(EXTRACTED INFORMATION Opens)

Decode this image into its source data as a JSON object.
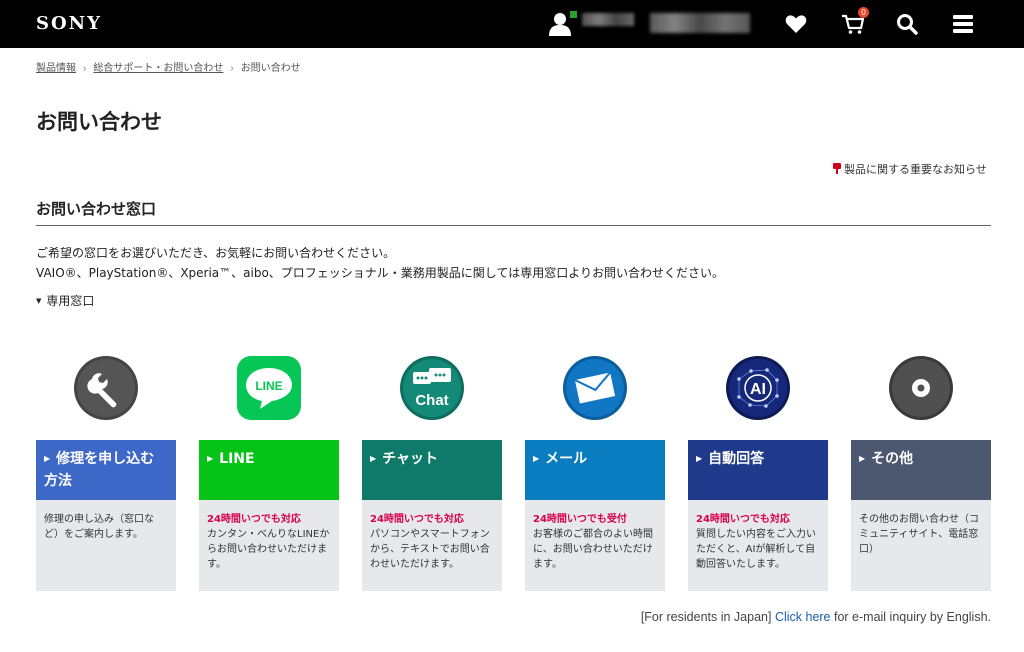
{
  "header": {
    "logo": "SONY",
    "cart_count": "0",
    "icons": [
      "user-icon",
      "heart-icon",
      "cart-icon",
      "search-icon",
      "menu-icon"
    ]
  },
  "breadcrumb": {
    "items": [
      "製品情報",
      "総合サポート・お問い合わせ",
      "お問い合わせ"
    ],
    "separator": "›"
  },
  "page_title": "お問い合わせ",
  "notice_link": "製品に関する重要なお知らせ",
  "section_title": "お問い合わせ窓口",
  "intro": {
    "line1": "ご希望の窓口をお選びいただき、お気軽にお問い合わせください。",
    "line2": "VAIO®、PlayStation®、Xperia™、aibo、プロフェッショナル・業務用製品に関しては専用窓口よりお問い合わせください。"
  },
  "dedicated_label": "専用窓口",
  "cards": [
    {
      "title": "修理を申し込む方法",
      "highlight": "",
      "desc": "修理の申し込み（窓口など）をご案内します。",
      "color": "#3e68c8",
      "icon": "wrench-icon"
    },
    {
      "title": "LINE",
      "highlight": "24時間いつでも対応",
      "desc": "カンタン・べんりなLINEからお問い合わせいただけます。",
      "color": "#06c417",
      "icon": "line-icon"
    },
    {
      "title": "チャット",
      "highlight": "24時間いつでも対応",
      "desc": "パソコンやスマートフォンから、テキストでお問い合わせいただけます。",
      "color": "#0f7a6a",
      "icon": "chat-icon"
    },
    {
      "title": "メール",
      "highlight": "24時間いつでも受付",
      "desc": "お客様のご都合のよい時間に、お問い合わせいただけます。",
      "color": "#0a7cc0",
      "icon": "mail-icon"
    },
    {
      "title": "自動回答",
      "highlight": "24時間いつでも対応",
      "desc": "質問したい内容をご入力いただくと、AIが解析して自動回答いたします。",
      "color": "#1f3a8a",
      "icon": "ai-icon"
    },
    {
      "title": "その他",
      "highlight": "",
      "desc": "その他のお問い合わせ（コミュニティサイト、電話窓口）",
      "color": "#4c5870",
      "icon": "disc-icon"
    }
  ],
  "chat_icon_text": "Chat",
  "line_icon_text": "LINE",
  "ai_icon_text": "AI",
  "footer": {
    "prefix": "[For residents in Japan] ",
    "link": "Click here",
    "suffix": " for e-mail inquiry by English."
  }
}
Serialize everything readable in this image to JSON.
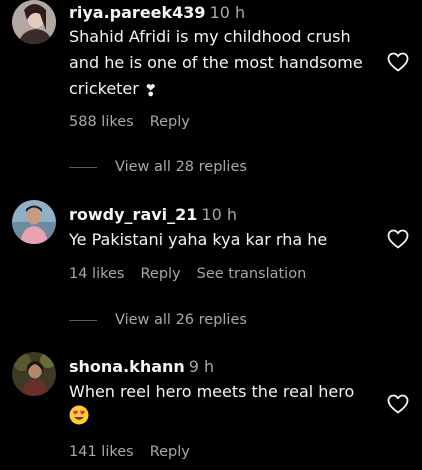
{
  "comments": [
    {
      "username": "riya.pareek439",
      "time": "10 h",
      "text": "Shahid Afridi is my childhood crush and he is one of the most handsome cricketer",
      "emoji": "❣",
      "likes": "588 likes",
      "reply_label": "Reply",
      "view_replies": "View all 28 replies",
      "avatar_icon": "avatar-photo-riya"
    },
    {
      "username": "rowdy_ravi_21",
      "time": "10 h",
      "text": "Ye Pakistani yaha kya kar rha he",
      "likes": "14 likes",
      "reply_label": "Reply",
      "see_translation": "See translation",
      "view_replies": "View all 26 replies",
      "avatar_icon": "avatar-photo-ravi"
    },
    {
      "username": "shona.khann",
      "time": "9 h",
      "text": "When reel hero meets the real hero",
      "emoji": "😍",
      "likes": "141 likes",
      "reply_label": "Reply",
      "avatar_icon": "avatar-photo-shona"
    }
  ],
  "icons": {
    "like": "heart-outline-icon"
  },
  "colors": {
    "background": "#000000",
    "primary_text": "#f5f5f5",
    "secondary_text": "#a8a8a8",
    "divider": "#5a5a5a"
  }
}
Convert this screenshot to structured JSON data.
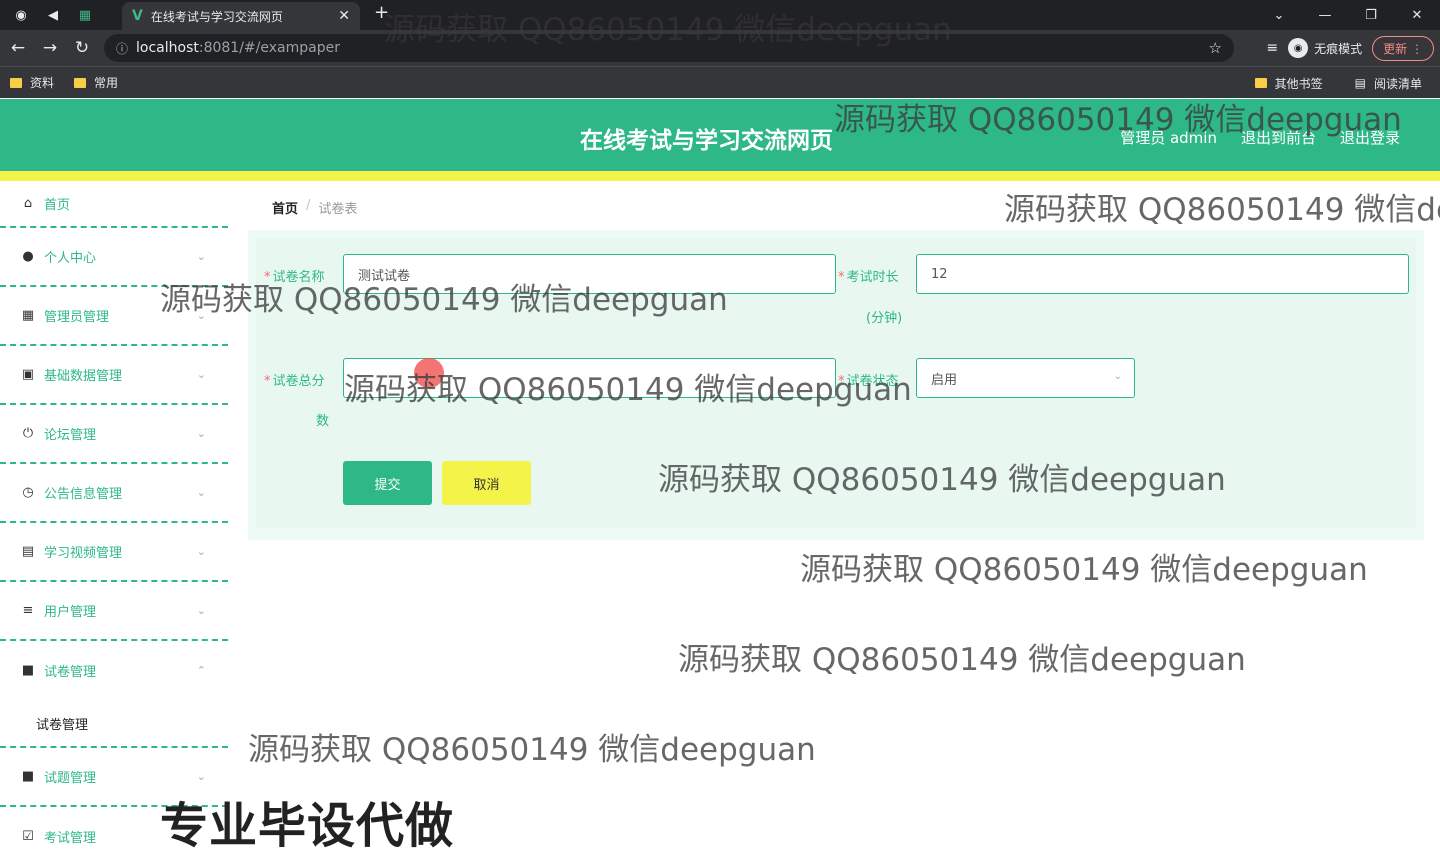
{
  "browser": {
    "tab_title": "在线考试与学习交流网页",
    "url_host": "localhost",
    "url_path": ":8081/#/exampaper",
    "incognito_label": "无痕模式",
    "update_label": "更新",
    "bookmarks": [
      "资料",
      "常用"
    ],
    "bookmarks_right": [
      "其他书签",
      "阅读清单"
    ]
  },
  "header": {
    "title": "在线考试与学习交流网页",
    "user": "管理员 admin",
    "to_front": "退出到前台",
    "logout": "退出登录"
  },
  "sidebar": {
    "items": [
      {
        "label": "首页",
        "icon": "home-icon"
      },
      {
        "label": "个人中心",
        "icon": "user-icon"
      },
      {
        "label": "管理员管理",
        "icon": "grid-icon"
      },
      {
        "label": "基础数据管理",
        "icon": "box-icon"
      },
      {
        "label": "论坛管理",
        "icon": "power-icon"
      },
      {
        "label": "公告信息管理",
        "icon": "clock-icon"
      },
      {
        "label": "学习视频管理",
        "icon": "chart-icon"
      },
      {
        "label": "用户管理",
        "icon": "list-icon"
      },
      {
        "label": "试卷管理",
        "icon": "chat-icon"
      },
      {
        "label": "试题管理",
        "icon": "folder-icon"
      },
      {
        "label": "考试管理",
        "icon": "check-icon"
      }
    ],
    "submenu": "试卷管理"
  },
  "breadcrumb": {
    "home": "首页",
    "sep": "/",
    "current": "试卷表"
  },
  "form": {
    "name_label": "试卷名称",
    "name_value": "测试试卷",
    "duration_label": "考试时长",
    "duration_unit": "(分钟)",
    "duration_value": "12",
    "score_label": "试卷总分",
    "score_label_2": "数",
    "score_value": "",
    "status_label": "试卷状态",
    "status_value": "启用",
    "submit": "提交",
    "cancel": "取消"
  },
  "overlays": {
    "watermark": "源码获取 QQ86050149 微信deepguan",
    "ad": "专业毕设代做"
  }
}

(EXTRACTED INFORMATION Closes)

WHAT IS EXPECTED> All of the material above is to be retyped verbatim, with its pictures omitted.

YOUR SOLUTION>
Decode this image into its source data as a JSON object.
{
  "header": {
    "logo": "SONY",
    "cart_count": "0",
    "icons": [
      "user-icon",
      "heart-icon",
      "cart-icon",
      "search-icon",
      "menu-icon"
    ]
  },
  "breadcrumb": {
    "items": [
      "製品情報",
      "総合サポート・お問い合わせ",
      "お問い合わせ"
    ],
    "separator": "›"
  },
  "page_title": "お問い合わせ",
  "notice_link": "製品に関する重要なお知らせ",
  "section_title": "お問い合わせ窓口",
  "intro": {
    "line1": "ご希望の窓口をお選びいただき、お気軽にお問い合わせください。",
    "line2": "VAIO®、PlayStation®、Xperia™、aibo、プロフェッショナル・業務用製品に関しては専用窓口よりお問い合わせください。"
  },
  "dedicated_label": "専用窓口",
  "cards": [
    {
      "title": "修理を申し込む方法",
      "highlight": "",
      "desc": "修理の申し込み（窓口など）をご案内します。",
      "color": "#3e68c8",
      "icon": "wrench-icon"
    },
    {
      "title": "LINE",
      "highlight": "24時間いつでも対応",
      "desc": "カンタン・べんりなLINEからお問い合わせいただけます。",
      "color": "#06c417",
      "icon": "line-icon"
    },
    {
      "title": "チャット",
      "highlight": "24時間いつでも対応",
      "desc": "パソコンやスマートフォンから、テキストでお問い合わせいただけます。",
      "color": "#0f7a6a",
      "icon": "chat-icon"
    },
    {
      "title": "メール",
      "highlight": "24時間いつでも受付",
      "desc": "お客様のご都合のよい時間に、お問い合わせいただけます。",
      "color": "#0a7cc0",
      "icon": "mail-icon"
    },
    {
      "title": "自動回答",
      "highlight": "24時間いつでも対応",
      "desc": "質問したい内容をご入力いただくと、AIが解析して自動回答いたします。",
      "color": "#1f3a8a",
      "icon": "ai-icon"
    },
    {
      "title": "その他",
      "highlight": "",
      "desc": "その他のお問い合わせ（コミュニティサイト、電話窓口）",
      "color": "#4c5870",
      "icon": "disc-icon"
    }
  ],
  "chat_icon_text": "Chat",
  "line_icon_text": "LINE",
  "ai_icon_text": "AI",
  "footer": {
    "prefix": "[For residents in Japan] ",
    "link": "Click here",
    "suffix": " for e-mail inquiry by English."
  }
}
Serialize everything readable in this image to JSON.
{
  "comments": [
    {
      "username": "riya.pareek439",
      "time": "10 h",
      "text": "Shahid Afridi is my childhood crush and he is one of the most handsome cricketer",
      "emoji": "❣",
      "likes": "588 likes",
      "reply_label": "Reply",
      "view_replies": "View all 28 replies",
      "avatar_icon": "avatar-photo-riya"
    },
    {
      "username": "rowdy_ravi_21",
      "time": "10 h",
      "text": "Ye Pakistani yaha kya kar rha he",
      "likes": "14 likes",
      "reply_label": "Reply",
      "see_translation": "See translation",
      "view_replies": "View all 26 replies",
      "avatar_icon": "avatar-photo-ravi"
    },
    {
      "username": "shona.khann",
      "time": "9 h",
      "text": "When reel hero meets the real hero",
      "emoji": "😍",
      "likes": "141 likes",
      "reply_label": "Reply",
      "avatar_icon": "avatar-photo-shona"
    }
  ],
  "icons": {
    "like": "heart-outline-icon"
  },
  "colors": {
    "background": "#000000",
    "primary_text": "#f5f5f5",
    "secondary_text": "#a8a8a8",
    "divider": "#5a5a5a"
  }
}
Convert this screenshot to structured JSON data.
{
  "browser": {
    "tab_title": "在线考试与学习交流网页",
    "url_host": "localhost",
    "url_path": ":8081/#/exampaper",
    "incognito_label": "无痕模式",
    "update_label": "更新",
    "bookmarks": [
      "资料",
      "常用"
    ],
    "bookmarks_right": [
      "其他书签",
      "阅读清单"
    ]
  },
  "header": {
    "title": "在线考试与学习交流网页",
    "user": "管理员 admin",
    "to_front": "退出到前台",
    "logout": "退出登录"
  },
  "sidebar": {
    "items": [
      {
        "label": "首页",
        "icon": "home-icon"
      },
      {
        "label": "个人中心",
        "icon": "user-icon"
      },
      {
        "label": "管理员管理",
        "icon": "grid-icon"
      },
      {
        "label": "基础数据管理",
        "icon": "box-icon"
      },
      {
        "label": "论坛管理",
        "icon": "power-icon"
      },
      {
        "label": "公告信息管理",
        "icon": "clock-icon"
      },
      {
        "label": "学习视频管理",
        "icon": "chart-icon"
      },
      {
        "label": "用户管理",
        "icon": "list-icon"
      },
      {
        "label": "试卷管理",
        "icon": "chat-icon"
      },
      {
        "label": "试题管理",
        "icon": "folder-icon"
      },
      {
        "label": "考试管理",
        "icon": "check-icon"
      }
    ],
    "submenu": "试卷管理"
  },
  "breadcrumb": {
    "home": "首页",
    "sep": "/",
    "current": "试卷表"
  },
  "form": {
    "name_label": "试卷名称",
    "name_value": "测试试卷",
    "duration_label": "考试时长",
    "duration_unit": "(分钟)",
    "duration_value": "12",
    "score_label": "试卷总分",
    "score_label_2": "数",
    "score_value": "",
    "status_label": "试卷状态",
    "status_value": "启用",
    "submit": "提交",
    "cancel": "取消"
  },
  "overlays": {
    "watermark": "源码获取 QQ86050149 微信deepguan",
    "ad": "专业毕设代做"
  }
}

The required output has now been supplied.